I'm torn about the rating because I personally didn't like the story and not through the fault of the author. However, I couldn't give it three stars because I couldn't say I liked it either.
The story is about the life of Gabrielle de Montserrat, a sheltered aristocratic female who suffers the ill-treatment from everyone around her in one form or another. Gabrielle tells her tale in a distant voice recounting the events of her past though we do get glimpses of her current situation.
The historical landscape was intriguing though superficial. You get a glimpse of provincial life, court life, Parisian aristocracy and life after the Revolution. However, it is not a history lesson. While many prominent characters are loosely based in history, it mere serves as a backdrop for Gabrielle's story.
I personally didn't enjoy this novel because I found the main character's disposition and situation to be very painful to read. She is pretty much passive and her tone is dull for the majority of the novel though we get moments of spirit. I also felt as if everything but the kitchen sink was also thrown at her. But still, I read on as her tale was nonetheless engrossing.

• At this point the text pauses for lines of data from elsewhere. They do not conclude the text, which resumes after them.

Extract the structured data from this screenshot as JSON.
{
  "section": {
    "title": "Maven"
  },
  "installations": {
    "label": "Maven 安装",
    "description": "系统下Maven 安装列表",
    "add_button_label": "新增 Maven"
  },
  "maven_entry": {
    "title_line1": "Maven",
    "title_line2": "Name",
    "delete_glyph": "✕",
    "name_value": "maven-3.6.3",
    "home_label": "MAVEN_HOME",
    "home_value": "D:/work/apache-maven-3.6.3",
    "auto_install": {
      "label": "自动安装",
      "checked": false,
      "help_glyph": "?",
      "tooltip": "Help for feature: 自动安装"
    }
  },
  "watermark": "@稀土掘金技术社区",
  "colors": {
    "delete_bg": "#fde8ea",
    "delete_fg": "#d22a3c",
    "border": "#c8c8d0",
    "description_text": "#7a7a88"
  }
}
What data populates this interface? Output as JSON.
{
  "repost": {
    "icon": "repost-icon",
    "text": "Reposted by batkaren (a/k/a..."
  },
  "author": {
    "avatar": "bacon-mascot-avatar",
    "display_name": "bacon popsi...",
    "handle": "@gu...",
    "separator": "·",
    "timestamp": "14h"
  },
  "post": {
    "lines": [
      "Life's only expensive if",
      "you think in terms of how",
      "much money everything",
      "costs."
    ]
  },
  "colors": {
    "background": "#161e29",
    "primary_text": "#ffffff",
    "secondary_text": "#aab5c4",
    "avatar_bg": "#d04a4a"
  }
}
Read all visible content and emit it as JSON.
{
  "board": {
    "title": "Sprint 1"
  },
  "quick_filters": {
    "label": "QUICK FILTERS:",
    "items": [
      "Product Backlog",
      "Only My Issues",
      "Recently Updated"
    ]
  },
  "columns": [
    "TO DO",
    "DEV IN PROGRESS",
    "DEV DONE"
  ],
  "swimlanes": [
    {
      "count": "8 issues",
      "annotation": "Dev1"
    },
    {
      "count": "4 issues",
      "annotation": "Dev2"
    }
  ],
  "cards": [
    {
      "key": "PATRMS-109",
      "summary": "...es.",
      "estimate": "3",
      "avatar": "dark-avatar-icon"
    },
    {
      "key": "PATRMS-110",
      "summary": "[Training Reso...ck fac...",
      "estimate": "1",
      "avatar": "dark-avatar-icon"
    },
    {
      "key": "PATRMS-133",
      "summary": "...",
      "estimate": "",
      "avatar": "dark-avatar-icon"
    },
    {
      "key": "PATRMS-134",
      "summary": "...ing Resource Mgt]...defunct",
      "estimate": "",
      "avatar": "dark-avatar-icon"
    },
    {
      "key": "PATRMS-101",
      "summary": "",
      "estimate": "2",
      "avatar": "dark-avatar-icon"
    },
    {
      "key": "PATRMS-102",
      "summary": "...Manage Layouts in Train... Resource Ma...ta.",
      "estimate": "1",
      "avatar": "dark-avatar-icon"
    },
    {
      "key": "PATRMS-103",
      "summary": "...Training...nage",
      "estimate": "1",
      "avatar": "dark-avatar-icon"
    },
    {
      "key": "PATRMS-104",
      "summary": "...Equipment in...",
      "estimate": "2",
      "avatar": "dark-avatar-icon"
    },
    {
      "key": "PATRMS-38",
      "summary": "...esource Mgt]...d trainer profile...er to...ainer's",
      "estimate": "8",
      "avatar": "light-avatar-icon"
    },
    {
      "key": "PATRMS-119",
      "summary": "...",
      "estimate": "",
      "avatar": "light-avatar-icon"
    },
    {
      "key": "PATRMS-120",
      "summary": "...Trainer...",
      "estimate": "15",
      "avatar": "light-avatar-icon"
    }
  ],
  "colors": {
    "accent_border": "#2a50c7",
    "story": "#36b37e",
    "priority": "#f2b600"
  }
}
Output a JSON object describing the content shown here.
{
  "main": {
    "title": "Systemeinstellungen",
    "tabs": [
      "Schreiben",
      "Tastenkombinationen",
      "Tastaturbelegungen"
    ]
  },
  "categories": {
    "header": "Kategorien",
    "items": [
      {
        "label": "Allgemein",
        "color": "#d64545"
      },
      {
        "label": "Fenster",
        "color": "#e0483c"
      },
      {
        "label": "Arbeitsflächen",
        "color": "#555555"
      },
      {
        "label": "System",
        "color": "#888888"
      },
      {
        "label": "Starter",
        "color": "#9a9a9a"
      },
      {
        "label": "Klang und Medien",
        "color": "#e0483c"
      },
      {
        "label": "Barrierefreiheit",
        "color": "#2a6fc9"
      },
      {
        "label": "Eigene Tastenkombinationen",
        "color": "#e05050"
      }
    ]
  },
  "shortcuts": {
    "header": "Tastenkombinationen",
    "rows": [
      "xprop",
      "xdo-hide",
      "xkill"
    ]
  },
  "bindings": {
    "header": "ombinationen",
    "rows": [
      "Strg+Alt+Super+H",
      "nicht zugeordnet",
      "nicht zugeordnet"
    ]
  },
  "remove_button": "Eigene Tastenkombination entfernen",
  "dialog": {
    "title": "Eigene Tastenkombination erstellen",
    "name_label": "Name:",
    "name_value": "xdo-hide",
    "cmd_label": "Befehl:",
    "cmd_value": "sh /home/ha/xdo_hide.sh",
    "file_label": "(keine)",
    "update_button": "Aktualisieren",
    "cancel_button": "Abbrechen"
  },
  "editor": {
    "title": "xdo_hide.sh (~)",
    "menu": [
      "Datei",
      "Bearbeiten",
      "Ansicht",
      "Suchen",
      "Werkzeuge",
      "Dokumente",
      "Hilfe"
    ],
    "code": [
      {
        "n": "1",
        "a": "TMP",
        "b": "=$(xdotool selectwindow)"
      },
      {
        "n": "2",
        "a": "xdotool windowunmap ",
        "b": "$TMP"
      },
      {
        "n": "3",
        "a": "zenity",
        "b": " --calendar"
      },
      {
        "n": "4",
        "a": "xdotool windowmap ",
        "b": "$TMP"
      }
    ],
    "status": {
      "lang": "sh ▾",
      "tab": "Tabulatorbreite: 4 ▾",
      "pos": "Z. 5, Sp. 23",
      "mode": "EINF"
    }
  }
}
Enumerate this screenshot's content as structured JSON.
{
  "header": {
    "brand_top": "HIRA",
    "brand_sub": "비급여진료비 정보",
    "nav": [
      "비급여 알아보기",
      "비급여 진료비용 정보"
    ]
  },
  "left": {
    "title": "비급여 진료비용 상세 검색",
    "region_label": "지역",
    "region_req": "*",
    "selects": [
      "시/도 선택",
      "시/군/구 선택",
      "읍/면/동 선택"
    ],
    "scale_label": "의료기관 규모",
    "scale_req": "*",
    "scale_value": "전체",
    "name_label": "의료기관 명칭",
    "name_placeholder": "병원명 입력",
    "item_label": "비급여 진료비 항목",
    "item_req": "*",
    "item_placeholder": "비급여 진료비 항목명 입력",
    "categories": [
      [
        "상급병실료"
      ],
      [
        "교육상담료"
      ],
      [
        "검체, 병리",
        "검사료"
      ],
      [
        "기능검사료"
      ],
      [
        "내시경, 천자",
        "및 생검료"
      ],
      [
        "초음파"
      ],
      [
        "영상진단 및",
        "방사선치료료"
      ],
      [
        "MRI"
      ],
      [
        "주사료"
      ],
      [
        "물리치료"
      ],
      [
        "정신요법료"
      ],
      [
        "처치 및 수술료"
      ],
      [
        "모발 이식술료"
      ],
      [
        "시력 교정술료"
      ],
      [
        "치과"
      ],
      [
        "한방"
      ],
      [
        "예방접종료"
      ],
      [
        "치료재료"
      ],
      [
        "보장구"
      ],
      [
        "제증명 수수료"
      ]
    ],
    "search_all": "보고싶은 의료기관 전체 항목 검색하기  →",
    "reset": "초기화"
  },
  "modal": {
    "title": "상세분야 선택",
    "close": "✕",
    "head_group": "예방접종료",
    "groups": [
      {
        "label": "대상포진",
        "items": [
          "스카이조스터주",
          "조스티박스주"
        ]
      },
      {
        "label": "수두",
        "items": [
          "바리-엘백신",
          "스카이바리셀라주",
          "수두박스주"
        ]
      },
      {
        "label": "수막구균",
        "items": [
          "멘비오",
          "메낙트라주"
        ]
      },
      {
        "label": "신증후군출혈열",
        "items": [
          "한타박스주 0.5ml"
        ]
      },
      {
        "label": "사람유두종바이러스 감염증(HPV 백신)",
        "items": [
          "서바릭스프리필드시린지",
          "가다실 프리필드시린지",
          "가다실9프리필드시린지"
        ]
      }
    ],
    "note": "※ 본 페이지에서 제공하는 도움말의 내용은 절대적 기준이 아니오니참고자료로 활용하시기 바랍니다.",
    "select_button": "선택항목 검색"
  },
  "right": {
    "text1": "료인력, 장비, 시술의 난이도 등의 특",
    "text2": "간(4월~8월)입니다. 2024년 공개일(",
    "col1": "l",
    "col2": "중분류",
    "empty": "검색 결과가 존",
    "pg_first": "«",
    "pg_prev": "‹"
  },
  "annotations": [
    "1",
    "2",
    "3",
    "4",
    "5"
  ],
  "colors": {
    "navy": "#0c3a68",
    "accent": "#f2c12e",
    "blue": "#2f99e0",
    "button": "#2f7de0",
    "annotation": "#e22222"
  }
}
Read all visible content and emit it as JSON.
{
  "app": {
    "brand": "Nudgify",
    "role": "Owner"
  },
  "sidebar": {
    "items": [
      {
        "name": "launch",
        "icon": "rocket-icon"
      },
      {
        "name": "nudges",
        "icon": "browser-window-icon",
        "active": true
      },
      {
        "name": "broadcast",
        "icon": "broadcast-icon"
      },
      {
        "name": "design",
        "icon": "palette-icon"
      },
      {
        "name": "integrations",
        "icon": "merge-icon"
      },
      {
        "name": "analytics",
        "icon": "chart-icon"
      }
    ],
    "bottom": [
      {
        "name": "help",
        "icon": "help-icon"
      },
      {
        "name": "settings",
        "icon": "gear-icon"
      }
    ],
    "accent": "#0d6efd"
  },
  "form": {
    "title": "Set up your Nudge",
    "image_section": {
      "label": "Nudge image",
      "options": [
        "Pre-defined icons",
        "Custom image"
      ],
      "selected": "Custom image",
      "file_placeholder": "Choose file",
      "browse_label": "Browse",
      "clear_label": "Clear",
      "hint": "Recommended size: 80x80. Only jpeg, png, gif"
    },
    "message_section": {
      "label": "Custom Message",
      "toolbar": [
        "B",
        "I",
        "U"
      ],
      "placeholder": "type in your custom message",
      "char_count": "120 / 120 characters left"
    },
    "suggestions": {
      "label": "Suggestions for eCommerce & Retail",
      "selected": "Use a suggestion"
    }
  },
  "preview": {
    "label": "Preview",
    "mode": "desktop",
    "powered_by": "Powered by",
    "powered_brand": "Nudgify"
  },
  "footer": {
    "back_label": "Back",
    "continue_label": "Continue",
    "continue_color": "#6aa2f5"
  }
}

There is the suspense of how Jean-Andre would treat her after they met up again. The flash forwards were clever devices that kept me interested to find out what happened since you know Gabrielle and Aimee were still alive and that she has a granddaughter (don't worry, this isn't a spoiler as this is revealed early in the story). I was really curious as to how the story would end.
Truthfully, if the story were more my taste, I'd at least rate it a 3 or a 4. So, if that doesn't bother you, then you are in for a good read where your emotional heart strings will be pulled by how powerless Gabrielle is. If passive main female characters subjected to so many abusive situations doesn't sit right with you, then you might want to pass on this one.